The ‘Art’ Of Listening
Listening only elevates into an art when you are no longer just doing it by rote, based on a set of principles, but when you truly attempt to connect to the other person, and ground your conversations in respect, care, and, let’s say it–love. The insights from the study made above need to be more than just steps to follow, they need to act as pointers towards the disposition you have to be willing to embrace within yourself to become a great listener. And the easiest way to cultivate this is to actually care what the person is saying!
But beyond caring about what they are saying, caring about why they are saying it is even more important. If you can align at a deep level with why a person is communicating with you, and what, at a deeper level, they are trying to get from the conversation, that is when they will really start to feel listened to.
For some people this is natural, and is probably why they are pretty good listeners to begin with. But many of us are not quite as intrinsically motivated to care about the other person or what they are saying. Still, if you want to be a good listener and experience connecting with people in a more satisfying way that goes beyond just learning the ‘highly effective habits’ of good listeners, then care is pretty fundamental to the process. If this seems daunting, here are a few entry-points into becoming a great listener for real:
Curiosity. When we speak to others our minds can revert to trying to gain control, seeking satisfaction from speaking out under the assumption we know what the other person is trying to say. This is especially true with a spouse or close friend we know well. The result is often a conversation that is lifeless and boring, if not confrontational. To mitigate this, simply decide that you will make a conscious effort to let go of all your preconceived assumptions and be curious about what the other person is saying. Be willing to gently dig deeply wherever things are unclear until you get a fuller picture. Enjoy the conversation as though there are mysteries to be solved.
Openness to learning. If you think you know everything, or enter into a conversation with a rigid perspective that you don’t want to change, you are unlikely to listen in a way that is satisfying to the other person. Try enter into each conversation thinking that there is something for you to learn, and actively seek out to learn something, either about the person, the issue they are having, or life in general. Another human perspective on things is the spice of life, and rather than focusing on the merits of your own perspective, consider trying to expand your worldview by paying close attention to how others see things.
A higher purpose. In the bigger picture, humanity will find greater unity as we coalesce our individual perspectives into a beautiful and complex tapestry. We contribute to this whenever we make each other’s point of view feel like it is something of value. In this endeavor, which I call ‘the new conversation,’ our listening is imbued with the a sense of deep reverence for life and our growth, not only as individuals but as a species. In each conversation that we partake in, we have an opportunity in the way we listen to further the evolution of collective consciousness. What greater motivation do we need than that?

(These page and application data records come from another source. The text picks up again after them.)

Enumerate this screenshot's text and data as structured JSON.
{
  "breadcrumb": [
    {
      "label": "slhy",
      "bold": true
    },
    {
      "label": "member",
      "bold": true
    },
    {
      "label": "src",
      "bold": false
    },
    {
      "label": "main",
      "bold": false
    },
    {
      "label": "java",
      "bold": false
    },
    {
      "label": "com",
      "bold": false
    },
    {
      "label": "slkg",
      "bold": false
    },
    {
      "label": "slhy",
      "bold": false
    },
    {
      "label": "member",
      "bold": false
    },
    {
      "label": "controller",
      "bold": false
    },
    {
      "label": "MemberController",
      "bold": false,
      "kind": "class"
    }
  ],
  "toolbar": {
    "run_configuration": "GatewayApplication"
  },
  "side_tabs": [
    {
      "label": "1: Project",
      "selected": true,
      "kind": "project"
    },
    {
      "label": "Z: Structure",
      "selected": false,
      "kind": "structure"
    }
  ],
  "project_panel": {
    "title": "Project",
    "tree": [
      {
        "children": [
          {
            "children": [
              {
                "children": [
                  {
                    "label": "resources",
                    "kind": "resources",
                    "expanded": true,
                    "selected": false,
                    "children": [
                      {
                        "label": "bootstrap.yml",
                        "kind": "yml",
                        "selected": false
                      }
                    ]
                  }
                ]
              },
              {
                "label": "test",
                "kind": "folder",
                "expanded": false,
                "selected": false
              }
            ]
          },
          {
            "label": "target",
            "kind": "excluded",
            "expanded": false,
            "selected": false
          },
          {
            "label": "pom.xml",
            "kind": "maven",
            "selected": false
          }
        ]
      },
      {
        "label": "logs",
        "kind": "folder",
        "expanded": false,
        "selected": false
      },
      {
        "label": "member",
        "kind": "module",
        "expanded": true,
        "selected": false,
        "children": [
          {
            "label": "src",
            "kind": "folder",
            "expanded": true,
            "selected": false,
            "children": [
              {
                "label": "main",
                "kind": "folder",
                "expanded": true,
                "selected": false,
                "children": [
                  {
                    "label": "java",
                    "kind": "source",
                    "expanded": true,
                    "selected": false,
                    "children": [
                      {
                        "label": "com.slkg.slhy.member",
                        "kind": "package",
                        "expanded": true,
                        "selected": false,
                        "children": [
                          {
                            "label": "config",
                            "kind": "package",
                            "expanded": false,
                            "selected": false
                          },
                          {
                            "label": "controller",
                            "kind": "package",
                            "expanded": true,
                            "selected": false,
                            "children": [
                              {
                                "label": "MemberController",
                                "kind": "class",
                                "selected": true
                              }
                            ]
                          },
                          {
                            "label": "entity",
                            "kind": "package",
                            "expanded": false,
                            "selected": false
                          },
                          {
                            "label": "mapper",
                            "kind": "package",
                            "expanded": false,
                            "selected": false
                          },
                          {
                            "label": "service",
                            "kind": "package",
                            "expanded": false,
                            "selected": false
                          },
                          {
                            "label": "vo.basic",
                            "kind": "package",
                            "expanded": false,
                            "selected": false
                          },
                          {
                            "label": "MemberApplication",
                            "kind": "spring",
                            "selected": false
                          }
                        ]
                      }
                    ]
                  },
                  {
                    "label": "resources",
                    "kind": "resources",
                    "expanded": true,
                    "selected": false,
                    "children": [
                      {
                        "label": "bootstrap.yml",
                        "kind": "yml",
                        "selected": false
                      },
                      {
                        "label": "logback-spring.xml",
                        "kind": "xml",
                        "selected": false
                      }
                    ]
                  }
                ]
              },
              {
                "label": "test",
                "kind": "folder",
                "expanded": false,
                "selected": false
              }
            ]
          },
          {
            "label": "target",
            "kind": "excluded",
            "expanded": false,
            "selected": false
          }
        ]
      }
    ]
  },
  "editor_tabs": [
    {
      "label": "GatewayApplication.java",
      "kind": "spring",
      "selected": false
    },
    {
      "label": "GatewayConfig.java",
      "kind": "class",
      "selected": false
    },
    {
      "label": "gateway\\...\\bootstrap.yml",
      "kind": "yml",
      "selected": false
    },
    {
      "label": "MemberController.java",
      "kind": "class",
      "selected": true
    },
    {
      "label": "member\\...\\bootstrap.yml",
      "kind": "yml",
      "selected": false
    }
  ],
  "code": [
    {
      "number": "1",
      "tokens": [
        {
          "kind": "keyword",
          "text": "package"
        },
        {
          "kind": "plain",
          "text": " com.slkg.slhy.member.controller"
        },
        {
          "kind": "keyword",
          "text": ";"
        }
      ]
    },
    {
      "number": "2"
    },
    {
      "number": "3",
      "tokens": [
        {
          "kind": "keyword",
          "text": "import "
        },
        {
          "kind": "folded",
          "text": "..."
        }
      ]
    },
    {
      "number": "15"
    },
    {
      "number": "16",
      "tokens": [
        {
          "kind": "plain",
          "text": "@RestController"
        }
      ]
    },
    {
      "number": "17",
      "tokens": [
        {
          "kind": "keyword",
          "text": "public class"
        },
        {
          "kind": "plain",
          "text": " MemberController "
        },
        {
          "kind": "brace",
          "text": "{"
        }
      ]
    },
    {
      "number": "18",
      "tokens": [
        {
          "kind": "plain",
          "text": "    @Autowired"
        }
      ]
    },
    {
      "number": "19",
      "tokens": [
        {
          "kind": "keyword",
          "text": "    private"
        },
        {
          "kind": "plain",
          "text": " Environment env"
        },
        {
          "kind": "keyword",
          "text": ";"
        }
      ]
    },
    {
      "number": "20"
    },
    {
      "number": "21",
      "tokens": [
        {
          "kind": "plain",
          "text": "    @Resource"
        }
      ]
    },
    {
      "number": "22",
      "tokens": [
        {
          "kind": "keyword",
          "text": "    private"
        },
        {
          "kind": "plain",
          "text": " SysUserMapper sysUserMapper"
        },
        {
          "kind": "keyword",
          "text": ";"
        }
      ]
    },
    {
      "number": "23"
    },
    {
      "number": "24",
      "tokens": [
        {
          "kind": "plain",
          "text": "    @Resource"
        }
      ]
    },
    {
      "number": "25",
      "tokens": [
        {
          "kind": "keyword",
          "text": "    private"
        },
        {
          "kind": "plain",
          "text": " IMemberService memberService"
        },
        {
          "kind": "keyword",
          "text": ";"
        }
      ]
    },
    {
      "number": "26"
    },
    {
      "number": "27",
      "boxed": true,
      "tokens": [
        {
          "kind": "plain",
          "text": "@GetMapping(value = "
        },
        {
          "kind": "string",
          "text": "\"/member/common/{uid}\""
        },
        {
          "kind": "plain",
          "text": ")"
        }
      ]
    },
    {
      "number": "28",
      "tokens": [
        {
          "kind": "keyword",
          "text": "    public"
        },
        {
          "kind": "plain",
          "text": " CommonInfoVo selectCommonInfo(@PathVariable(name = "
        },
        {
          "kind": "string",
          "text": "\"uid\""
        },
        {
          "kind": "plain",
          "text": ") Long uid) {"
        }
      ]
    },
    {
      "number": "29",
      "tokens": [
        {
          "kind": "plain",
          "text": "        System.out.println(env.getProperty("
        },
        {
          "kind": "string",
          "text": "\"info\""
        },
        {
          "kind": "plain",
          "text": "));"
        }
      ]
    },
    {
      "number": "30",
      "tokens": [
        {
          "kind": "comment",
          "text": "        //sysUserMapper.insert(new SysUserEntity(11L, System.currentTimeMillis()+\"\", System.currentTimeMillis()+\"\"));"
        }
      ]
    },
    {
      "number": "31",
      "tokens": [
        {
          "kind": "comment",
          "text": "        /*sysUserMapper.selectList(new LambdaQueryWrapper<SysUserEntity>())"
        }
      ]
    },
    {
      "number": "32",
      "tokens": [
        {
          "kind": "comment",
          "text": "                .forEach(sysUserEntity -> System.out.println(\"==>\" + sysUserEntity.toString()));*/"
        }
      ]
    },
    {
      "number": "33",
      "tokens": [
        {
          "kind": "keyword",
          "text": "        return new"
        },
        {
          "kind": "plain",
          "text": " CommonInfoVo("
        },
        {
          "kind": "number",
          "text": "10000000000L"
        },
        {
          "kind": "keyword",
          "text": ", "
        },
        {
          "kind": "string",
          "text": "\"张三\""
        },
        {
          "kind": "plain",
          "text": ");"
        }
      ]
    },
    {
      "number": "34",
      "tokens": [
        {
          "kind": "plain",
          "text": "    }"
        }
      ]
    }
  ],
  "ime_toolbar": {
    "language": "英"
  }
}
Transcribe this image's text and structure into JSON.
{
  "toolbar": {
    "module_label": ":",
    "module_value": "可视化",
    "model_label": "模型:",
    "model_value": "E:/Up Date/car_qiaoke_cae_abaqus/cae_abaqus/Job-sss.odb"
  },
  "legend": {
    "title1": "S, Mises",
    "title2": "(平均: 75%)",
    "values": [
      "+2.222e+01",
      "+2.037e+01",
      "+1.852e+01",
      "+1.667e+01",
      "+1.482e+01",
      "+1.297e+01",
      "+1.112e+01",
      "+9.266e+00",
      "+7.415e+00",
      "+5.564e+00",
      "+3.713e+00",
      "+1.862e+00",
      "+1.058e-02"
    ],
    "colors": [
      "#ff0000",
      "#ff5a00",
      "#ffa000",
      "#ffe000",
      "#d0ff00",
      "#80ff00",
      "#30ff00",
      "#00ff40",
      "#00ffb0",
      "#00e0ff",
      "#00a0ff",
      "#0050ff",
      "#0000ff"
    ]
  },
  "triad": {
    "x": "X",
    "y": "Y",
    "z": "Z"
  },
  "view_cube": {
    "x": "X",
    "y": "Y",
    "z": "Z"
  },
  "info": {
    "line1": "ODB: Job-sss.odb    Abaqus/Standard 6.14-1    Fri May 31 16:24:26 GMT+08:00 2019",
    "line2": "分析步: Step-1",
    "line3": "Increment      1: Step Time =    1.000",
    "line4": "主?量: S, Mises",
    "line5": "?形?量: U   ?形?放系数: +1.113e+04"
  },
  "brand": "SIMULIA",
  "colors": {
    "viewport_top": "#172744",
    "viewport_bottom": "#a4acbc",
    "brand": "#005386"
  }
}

Devoting yourself to be a great listener for others, in a way that comes from the heart rather than simply the mind, will likely return your efforts tenfold in the magical connection and fulfillment you will feel.